*** Opening RECORDS SUPPLIED ***

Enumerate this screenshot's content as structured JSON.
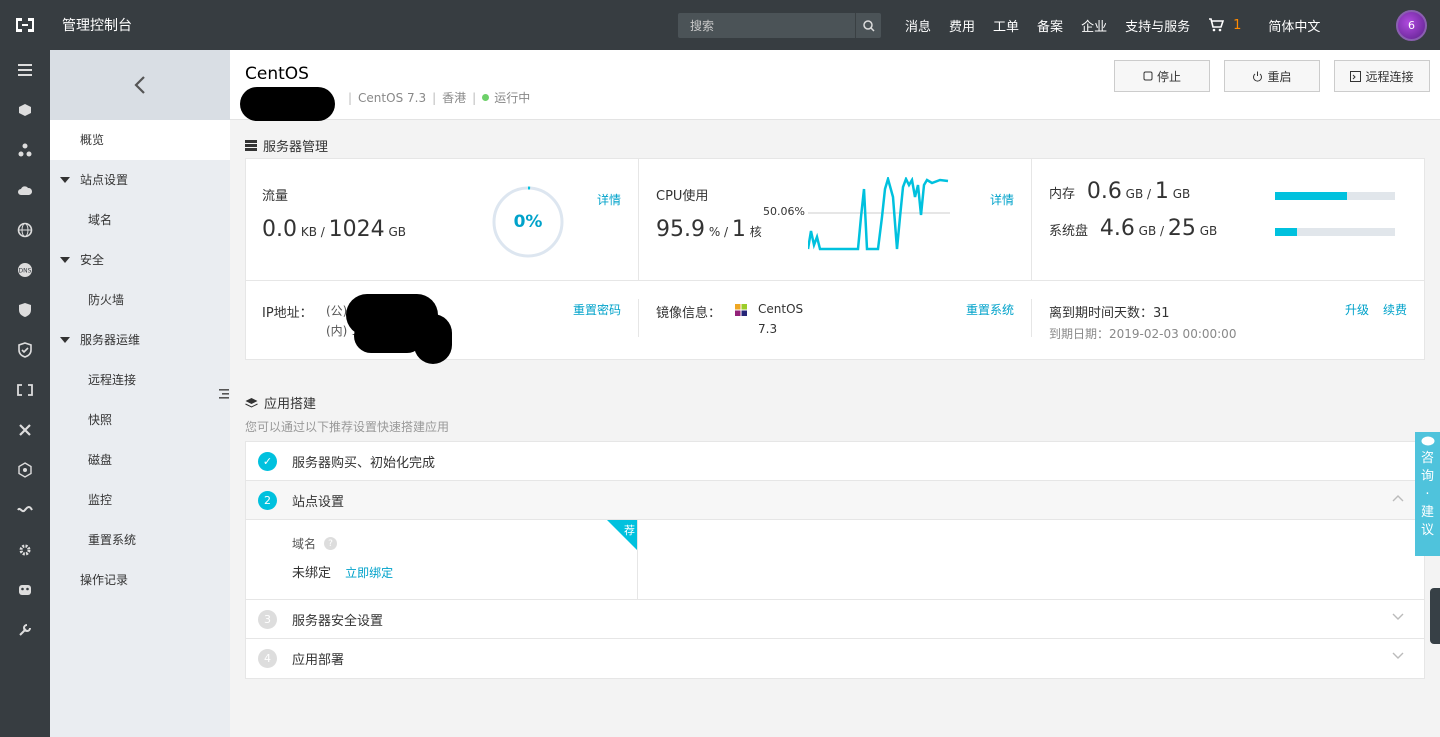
{
  "topbar": {
    "brand": "管理控制台",
    "search_placeholder": "搜索",
    "nav": [
      "消息",
      "费用",
      "工单",
      "备案",
      "企业",
      "支持与服务"
    ],
    "cart_count": "1",
    "language": "简体中文",
    "avatar_text": "6"
  },
  "rail_icons": [
    "list-icon",
    "cube-icon",
    "cluster-icon",
    "cloud-upload-icon",
    "globe-icon",
    "dns-icon",
    "shield-icon",
    "shield-check-icon",
    "bracket-icon",
    "tools-icon",
    "network-icon",
    "wave-icon",
    "gear-icon",
    "mask-icon",
    "wrench-icon"
  ],
  "subnav": {
    "overview": "概览",
    "groups": [
      {
        "label": "站点设置",
        "items": [
          "域名"
        ]
      },
      {
        "label": "安全",
        "items": [
          "防火墙"
        ]
      },
      {
        "label": "服务器运维",
        "items": [
          "远程连接",
          "快照",
          "磁盘",
          "监控",
          "重置系统"
        ]
      }
    ],
    "oplog": "操作记录"
  },
  "header": {
    "title": "CentOS",
    "os": "CentOS 7.3",
    "region": "香港",
    "status": "运行中",
    "status_color": "#6dd069",
    "buttons": {
      "stop": "停止",
      "restart": "重启",
      "remote": "远程连接"
    }
  },
  "server_mgmt": {
    "title": "服务器管理",
    "traffic": {
      "label": "流量",
      "used": "0.0",
      "used_unit": "KB",
      "total": "1024",
      "total_unit": "GB",
      "percent_text": "0%",
      "percent": 0.01,
      "detail": "详情"
    },
    "cpu": {
      "label": "CPU使用",
      "value": "95.9",
      "unit": "%",
      "cores": "1",
      "cores_unit": "核",
      "mark": "50.06%",
      "detail": "详情"
    },
    "memory": {
      "label": "内存",
      "used": "0.6",
      "used_unit": "GB",
      "total": "1",
      "total_unit": "GB",
      "fraction": 0.6
    },
    "disk": {
      "label": "系统盘",
      "used": "4.6",
      "used_unit": "GB",
      "total": "25",
      "total_unit": "GB",
      "fraction": 0.18
    },
    "ip": {
      "label": "IP地址：",
      "public": "(公)",
      "private": "(内) 17",
      "reset_password": "重置密码"
    },
    "image": {
      "label": "镜像信息：",
      "name": "CentOS",
      "version": "7.3",
      "reset_system": "重置系统"
    },
    "expiry": {
      "label": "离到期时间天数：31",
      "date": "到期日期：2019-02-03 00:00:00",
      "upgrade": "升级",
      "renew": "续费"
    }
  },
  "app_setup": {
    "title": "应用搭建",
    "subtitle": "您可以通过以下推荐设置快速搭建应用",
    "steps": [
      {
        "num": "✓",
        "title": "服务器购买、初始化完成"
      },
      {
        "num": "2",
        "title": "站点设置"
      },
      {
        "num": "3",
        "title": "服务器安全设置"
      },
      {
        "num": "4",
        "title": "应用部署"
      }
    ],
    "domain_label": "域名",
    "domain_status": "未绑定",
    "domain_bind": "立即绑定",
    "recommend_badge": "荐"
  },
  "consult": [
    "咨",
    "询",
    "·",
    "建",
    "议"
  ]
}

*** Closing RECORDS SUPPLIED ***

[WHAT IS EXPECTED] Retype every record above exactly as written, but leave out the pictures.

[COMPLETED TASK]
Enumerate this screenshot's content as structured JSON.
{
  "topbar": {
    "brand": "管理控制台",
    "search_placeholder": "搜索",
    "nav": [
      "消息",
      "费用",
      "工单",
      "备案",
      "企业",
      "支持与服务"
    ],
    "cart_count": "1",
    "language": "简体中文",
    "avatar_text": "6"
  },
  "rail_icons": [
    "list-icon",
    "cube-icon",
    "cluster-icon",
    "cloud-upload-icon",
    "globe-icon",
    "dns-icon",
    "shield-icon",
    "shield-check-icon",
    "bracket-icon",
    "tools-icon",
    "network-icon",
    "wave-icon",
    "gear-icon",
    "mask-icon",
    "wrench-icon"
  ],
  "subnav": {
    "overview": "概览",
    "groups": [
      {
        "label": "站点设置",
        "items": [
          "域名"
        ]
      },
      {
        "label": "安全",
        "items": [
          "防火墙"
        ]
      },
      {
        "label": "服务器运维",
        "items": [
          "远程连接",
          "快照",
          "磁盘",
          "监控",
          "重置系统"
        ]
      }
    ],
    "oplog": "操作记录"
  },
  "header": {
    "title": "CentOS",
    "os": "CentOS 7.3",
    "region": "香港",
    "status": "运行中",
    "status_color": "#6dd069",
    "buttons": {
      "stop": "停止",
      "restart": "重启",
      "remote": "远程连接"
    }
  },
  "server_mgmt": {
    "title": "服务器管理",
    "traffic": {
      "label": "流量",
      "used": "0.0",
      "used_unit": "KB",
      "total": "1024",
      "total_unit": "GB",
      "percent_text": "0%",
      "percent": 0.01,
      "detail": "详情"
    },
    "cpu": {
      "label": "CPU使用",
      "value": "95.9",
      "unit": "%",
      "cores": "1",
      "cores_unit": "核",
      "mark": "50.06%",
      "detail": "详情"
    },
    "memory": {
      "label": "内存",
      "used": "0.6",
      "used_unit": "GB",
      "total": "1",
      "total_unit": "GB",
      "fraction": 0.6
    },
    "disk": {
      "label": "系统盘",
      "used": "4.6",
      "used_unit": "GB",
      "total": "25",
      "total_unit": "GB",
      "fraction": 0.18
    },
    "ip": {
      "label": "IP地址：",
      "public": "(公)",
      "private": "(内) 17",
      "reset_password": "重置密码"
    },
    "image": {
      "label": "镜像信息：",
      "name": "CentOS",
      "version": "7.3",
      "reset_system": "重置系统"
    },
    "expiry": {
      "label": "离到期时间天数：31",
      "date": "到期日期：2019-02-03 00:00:00",
      "upgrade": "升级",
      "renew": "续费"
    }
  },
  "app_setup": {
    "title": "应用搭建",
    "subtitle": "您可以通过以下推荐设置快速搭建应用",
    "steps": [
      {
        "num": "✓",
        "title": "服务器购买、初始化完成"
      },
      {
        "num": "2",
        "title": "站点设置"
      },
      {
        "num": "3",
        "title": "服务器安全设置"
      },
      {
        "num": "4",
        "title": "应用部署"
      }
    ],
    "domain_label": "域名",
    "domain_status": "未绑定",
    "domain_bind": "立即绑定",
    "recommend_badge": "荐"
  },
  "consult": [
    "咨",
    "询",
    "·",
    "建",
    "议"
  ]
}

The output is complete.